Rule
June 21, 2014 1:22 PM
by HISA Supporter
The use of brackets on certain information on a form combines a grammar device with legal theory to
legally isolate whatever is in the brackets from (thus, render it legally inapplicable and insubstantial
to) the body of text within the surrounding contract.

The legal theory for this comes from the Four Corners Rule in law:

Under "four corners rule", intention of parties, especially that of grantor, is to be gathered from
instrument as a whole and not from isolated parts thereof. Davis v. Andrews, Tex.Civ.App., 361 S.W.2d
419,423. (Black's Law Dictionary, 5th ed. p. 591) combined with the definition and description of
square brackets found in the Plymouth University Foundation Degree guidelines on essay writing,

1. The term 'brackets' is commonly used to describe both square brackets [these] and round brackets
(these) - whose technical name is 'parentheses'.
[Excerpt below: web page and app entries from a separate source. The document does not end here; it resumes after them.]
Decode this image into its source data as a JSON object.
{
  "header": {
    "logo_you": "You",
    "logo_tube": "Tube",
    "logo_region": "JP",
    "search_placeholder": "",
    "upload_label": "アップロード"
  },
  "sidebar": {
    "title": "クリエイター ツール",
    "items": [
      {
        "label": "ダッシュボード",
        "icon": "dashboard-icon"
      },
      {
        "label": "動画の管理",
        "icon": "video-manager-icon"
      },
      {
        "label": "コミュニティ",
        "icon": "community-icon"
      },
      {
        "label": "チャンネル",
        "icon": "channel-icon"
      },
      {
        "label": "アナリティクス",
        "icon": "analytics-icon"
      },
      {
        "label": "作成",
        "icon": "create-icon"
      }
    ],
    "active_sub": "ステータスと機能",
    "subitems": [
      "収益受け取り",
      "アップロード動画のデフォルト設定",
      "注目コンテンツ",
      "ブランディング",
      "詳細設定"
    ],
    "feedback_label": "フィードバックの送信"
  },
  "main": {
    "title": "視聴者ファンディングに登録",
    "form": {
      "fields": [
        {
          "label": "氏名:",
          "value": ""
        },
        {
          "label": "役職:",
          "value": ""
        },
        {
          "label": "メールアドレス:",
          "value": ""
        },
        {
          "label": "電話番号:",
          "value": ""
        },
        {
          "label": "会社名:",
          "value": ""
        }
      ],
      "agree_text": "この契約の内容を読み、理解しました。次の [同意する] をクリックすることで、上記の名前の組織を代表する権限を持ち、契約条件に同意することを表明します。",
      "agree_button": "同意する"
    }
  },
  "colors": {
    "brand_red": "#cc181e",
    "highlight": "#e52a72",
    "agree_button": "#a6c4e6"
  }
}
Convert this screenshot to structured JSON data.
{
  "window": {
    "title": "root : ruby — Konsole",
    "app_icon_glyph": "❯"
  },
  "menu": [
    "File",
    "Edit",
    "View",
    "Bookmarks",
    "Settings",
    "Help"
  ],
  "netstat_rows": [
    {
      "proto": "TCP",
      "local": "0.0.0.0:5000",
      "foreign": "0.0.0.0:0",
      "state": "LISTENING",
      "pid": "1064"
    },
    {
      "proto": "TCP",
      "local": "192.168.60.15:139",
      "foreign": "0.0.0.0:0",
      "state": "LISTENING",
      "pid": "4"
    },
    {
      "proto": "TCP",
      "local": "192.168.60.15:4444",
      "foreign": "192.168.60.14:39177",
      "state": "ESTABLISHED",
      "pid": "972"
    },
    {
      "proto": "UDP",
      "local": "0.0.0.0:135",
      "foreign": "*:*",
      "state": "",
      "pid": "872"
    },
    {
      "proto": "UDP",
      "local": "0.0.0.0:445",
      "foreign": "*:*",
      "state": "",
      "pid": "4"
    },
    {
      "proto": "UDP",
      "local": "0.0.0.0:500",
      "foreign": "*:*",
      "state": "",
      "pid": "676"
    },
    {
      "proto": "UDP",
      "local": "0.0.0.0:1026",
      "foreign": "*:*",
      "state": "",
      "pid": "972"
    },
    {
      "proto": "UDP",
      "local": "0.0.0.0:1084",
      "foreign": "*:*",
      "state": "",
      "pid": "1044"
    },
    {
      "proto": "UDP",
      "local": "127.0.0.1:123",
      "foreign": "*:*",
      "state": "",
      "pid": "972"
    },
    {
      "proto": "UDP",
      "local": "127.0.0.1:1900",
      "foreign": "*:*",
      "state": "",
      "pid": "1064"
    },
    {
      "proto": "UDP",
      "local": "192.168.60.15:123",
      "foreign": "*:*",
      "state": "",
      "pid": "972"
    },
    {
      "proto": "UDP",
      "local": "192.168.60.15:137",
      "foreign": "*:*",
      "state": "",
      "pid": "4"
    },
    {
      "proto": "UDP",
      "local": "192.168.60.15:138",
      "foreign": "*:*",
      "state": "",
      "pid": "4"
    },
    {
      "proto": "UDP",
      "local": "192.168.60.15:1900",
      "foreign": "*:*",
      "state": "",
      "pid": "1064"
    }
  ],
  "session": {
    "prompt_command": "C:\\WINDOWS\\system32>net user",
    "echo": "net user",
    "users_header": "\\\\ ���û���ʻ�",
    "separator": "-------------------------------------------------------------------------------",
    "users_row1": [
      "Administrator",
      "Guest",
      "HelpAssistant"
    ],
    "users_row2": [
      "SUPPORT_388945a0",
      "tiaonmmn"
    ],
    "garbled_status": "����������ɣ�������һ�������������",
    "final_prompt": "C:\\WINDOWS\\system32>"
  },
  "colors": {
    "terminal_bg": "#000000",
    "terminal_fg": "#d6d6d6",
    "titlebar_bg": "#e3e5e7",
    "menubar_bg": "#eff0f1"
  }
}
3. Square brackets...are used to indicate that something has been added to the original text for
editorial purposes of clarification or comment.
The reporter added that this woman [Mrs Wood] had suffered severe injuries.
A mother wrote that her son was 'fritened [sic] to go to school'.

6. Any statement within brackets should be grammatically independent of the sentence in which it
occurs. That is, the sentence should be complete, even if the contents of the brackets were to be
removed.
The republican senator (who was visiting London for a minor operation) also attended the degree
ceremony.
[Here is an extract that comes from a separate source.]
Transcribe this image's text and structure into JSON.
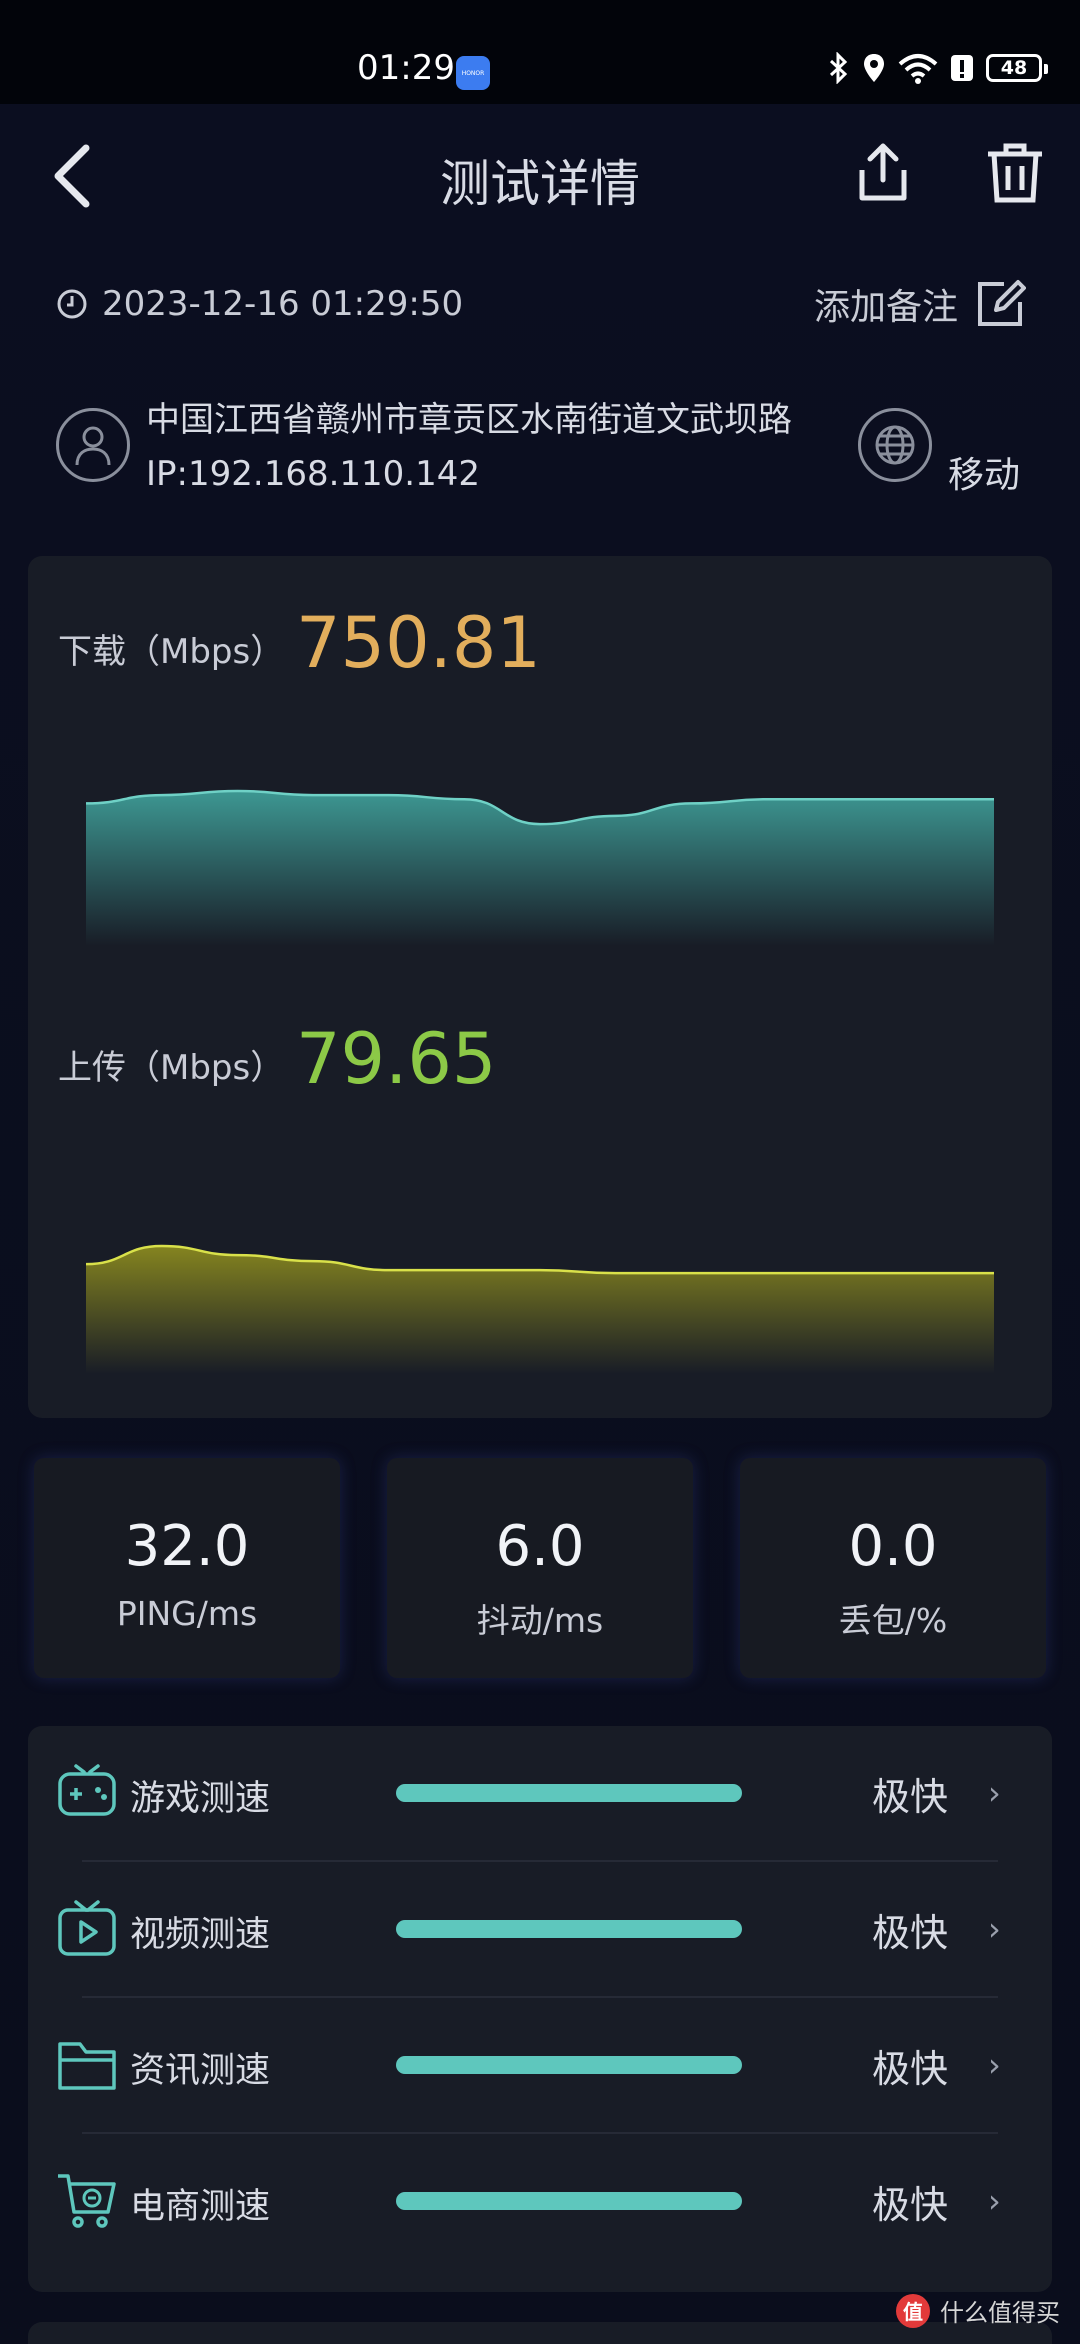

So when you bracket the [SSN] or the [zip code] or [U. The legal phrase "not from isolated parts thereof" is a precisional statement. In other words. "these inner contents are legally isolated from and not to be construed as part of the legal meaning of the surrounding contents. (Remember that in law. you are declaring that it is legally isolated." .S. but not from an isolated section of it. In this way. no meaning at all is to be derived from isolated contents within the "box" of the document." rendering what is in the inner box as mere reference or comment but non-substantial to the outlying text of the contract in the outer box. I am not a federal citizen though a zip code appears here." grammatically and thus legally isolating the contents of the "inner box. words and phrases are used precisionally. According to the Four Corners Rule. being merely grammatically referential to but not legally intrinsic to the contractual meaning of the contents of the surrounding document. no contractual meaning can be applied to or derived from any "isolated parts" within it.The law states that contract meaning is derived from and only from within the "four corners" of the document (which is a "box"). I am not identified by an SSN though it appears here. The brackets are legally saying.S. I am not a statutory corporate 'U. Brackets inside of the four corners "box" create an inplied "inner box" separated from the "outer box. one is offsetting a presumption of jurisdiction by virtue of inclusion of the SSN or zip code on the face of the document. citizen'. not generally.] or anything else on a legal document.